At the home of Cooper's parents, there were some grim clues: bullet holes on the outside of the home, in the window of the bomb shelter.

Inside, there were bullet holes in the bomb shelter door

"I think about the terror they must have felt, as they were being pulled out,” said Cooper.

Amid the horrifying evidence, Cooper focuses on one detail.

“We did not see blood stains,” said Cooper.

The lack of blood, and some phone tracking data, point to the couple being kidnapped.

Cooper says in total, in a kibbutz of about 350 residents, some 80 are missing, many of them seniors and young children. At least 20 others died during the attacks.

As Cooper waits for word, he has formed a group on social media to gather medications needed for the kidnap victims.

“If negotiation is going to take long, they might not survive if they don’t get their medicines,” said Cooper.

As the war escalates, he worries about what that will mean for the fate of the hostages. He’ll be staying in Israel, and he’s trying to stay optimistic.

“I’m hopeful. I have no choice. I’m not going to give up,” said Cooper.

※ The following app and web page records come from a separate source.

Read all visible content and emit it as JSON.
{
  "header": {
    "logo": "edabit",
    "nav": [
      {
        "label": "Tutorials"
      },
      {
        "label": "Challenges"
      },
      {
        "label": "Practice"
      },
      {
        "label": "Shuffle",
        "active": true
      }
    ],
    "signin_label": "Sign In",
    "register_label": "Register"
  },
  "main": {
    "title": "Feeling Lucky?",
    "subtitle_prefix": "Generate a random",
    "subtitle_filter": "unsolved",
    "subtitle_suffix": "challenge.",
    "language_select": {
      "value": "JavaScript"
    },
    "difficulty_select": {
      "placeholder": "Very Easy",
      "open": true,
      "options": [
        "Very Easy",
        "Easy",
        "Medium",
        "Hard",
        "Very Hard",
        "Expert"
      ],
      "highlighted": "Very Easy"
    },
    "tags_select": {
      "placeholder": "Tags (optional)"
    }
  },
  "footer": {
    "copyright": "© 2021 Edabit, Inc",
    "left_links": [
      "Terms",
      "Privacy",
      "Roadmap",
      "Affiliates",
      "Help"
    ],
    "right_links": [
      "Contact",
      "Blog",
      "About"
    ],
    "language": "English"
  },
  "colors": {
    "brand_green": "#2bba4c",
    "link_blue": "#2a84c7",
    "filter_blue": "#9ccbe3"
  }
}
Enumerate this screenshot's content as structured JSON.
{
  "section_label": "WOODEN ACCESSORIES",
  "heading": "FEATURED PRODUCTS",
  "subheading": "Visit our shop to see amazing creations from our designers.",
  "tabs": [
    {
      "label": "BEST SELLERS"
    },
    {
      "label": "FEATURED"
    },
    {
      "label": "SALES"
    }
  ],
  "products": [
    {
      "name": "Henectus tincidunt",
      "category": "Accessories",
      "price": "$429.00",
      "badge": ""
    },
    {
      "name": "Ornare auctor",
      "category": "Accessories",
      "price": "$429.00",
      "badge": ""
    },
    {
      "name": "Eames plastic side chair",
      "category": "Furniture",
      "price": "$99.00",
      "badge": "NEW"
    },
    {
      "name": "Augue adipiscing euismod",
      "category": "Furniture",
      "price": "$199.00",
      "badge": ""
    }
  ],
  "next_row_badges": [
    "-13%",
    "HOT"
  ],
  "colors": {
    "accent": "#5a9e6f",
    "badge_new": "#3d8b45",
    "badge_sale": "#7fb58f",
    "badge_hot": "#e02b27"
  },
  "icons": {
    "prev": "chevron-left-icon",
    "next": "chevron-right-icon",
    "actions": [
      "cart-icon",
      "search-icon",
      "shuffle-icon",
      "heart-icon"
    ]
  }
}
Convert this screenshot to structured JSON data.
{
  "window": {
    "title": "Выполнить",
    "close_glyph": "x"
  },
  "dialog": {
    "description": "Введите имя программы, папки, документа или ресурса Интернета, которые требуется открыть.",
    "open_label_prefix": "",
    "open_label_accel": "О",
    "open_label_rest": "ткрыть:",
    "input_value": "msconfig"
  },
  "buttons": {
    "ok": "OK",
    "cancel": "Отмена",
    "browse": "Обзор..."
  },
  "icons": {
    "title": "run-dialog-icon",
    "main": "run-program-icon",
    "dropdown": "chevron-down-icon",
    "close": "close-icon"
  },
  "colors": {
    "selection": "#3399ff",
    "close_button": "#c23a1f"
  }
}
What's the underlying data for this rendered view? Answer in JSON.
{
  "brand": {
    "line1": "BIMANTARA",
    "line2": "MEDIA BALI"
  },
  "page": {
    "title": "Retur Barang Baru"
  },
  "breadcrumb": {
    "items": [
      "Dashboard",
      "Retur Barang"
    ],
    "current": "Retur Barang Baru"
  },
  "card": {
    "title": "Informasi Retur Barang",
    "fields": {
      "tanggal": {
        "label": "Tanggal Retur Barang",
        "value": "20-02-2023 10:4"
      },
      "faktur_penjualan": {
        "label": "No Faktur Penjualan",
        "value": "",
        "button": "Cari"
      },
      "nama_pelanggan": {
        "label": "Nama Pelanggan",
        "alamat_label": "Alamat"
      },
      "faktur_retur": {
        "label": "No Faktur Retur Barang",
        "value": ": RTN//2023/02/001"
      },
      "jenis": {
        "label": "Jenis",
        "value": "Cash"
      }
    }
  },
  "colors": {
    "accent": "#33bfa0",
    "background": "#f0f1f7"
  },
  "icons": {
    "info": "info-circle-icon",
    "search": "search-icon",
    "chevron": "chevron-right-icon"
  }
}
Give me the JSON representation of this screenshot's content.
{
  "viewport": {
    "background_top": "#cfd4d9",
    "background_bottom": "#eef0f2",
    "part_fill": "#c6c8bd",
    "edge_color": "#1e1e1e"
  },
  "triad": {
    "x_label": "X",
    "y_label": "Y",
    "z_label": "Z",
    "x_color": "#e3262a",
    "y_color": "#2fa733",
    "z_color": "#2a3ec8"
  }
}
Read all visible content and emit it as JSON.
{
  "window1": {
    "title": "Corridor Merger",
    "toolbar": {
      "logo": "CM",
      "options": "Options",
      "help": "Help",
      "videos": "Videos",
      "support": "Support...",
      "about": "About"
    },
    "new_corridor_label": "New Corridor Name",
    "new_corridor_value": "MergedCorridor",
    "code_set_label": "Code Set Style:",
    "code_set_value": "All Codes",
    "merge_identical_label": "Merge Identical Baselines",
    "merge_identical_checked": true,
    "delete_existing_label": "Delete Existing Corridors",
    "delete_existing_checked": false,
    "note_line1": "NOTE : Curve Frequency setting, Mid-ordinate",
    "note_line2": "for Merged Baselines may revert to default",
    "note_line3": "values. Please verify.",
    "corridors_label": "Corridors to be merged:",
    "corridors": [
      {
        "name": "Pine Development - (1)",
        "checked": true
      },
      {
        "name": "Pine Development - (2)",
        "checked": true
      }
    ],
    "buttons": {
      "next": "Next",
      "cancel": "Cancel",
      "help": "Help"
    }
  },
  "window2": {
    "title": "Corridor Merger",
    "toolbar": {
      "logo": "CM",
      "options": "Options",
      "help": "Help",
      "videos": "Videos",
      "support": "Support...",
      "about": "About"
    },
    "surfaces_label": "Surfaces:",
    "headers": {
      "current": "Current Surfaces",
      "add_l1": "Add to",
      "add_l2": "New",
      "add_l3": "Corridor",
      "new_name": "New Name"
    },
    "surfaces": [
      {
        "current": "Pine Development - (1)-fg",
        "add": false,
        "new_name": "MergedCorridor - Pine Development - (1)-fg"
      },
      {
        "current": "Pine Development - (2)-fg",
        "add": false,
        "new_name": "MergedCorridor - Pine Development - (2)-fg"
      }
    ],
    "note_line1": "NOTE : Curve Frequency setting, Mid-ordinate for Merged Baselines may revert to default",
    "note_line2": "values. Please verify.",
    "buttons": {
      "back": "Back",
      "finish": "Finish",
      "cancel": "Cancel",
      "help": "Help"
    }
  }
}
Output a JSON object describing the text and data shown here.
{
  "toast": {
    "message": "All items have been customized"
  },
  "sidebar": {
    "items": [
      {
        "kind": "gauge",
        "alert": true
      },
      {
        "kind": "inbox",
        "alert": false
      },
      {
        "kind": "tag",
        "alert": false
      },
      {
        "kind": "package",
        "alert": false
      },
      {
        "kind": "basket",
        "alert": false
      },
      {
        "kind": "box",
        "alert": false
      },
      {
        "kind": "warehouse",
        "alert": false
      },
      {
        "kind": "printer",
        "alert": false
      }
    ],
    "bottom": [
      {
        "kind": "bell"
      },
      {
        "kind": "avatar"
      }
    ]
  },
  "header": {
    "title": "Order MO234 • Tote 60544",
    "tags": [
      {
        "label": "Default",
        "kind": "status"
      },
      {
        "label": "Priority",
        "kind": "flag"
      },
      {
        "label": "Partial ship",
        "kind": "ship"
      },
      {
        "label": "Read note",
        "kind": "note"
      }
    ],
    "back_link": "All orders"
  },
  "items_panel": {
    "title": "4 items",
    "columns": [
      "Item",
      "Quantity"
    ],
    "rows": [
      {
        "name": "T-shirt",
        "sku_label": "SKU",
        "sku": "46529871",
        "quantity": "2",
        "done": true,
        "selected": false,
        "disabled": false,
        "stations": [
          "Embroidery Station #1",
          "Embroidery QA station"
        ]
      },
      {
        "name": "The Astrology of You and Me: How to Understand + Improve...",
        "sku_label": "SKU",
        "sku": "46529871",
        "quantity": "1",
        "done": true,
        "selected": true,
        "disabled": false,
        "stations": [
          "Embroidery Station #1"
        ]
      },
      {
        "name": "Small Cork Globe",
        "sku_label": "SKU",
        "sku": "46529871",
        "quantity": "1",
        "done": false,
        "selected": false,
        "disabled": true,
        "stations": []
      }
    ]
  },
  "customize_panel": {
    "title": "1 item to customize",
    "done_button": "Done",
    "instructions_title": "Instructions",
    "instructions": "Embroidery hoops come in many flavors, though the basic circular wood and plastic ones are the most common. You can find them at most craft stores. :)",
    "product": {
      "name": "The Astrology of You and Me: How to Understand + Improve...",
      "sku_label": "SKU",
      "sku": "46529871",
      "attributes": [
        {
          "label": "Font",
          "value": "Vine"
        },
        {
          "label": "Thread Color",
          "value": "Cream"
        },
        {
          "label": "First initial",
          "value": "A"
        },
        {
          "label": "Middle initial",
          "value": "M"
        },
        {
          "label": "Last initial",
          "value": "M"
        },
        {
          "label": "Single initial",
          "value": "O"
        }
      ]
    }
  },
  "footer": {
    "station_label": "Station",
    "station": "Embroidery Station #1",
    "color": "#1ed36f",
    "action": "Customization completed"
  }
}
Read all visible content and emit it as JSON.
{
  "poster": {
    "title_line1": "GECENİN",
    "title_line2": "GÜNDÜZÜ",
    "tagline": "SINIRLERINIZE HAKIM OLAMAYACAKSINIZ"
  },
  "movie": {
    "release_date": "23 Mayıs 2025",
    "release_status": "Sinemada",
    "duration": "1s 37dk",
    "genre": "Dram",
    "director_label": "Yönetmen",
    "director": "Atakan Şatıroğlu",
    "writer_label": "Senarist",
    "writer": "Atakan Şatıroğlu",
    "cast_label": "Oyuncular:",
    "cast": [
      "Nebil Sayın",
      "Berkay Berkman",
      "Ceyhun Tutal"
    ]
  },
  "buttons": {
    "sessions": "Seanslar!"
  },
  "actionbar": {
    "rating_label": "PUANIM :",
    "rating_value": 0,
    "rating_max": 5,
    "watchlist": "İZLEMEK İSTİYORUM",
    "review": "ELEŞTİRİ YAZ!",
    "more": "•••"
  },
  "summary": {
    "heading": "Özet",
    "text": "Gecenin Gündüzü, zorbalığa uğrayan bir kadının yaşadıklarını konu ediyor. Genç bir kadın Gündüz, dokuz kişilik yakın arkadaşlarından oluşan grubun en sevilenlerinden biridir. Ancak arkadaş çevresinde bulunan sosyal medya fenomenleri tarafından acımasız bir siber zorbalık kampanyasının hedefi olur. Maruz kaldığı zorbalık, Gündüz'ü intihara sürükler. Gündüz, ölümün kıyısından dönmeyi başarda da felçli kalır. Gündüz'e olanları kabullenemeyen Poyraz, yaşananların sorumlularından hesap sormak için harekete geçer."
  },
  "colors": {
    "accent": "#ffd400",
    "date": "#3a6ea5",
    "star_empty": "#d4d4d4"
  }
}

Cooper is hoping to find sightings of his parents in videos posted on media and social media. Tips can be submitted to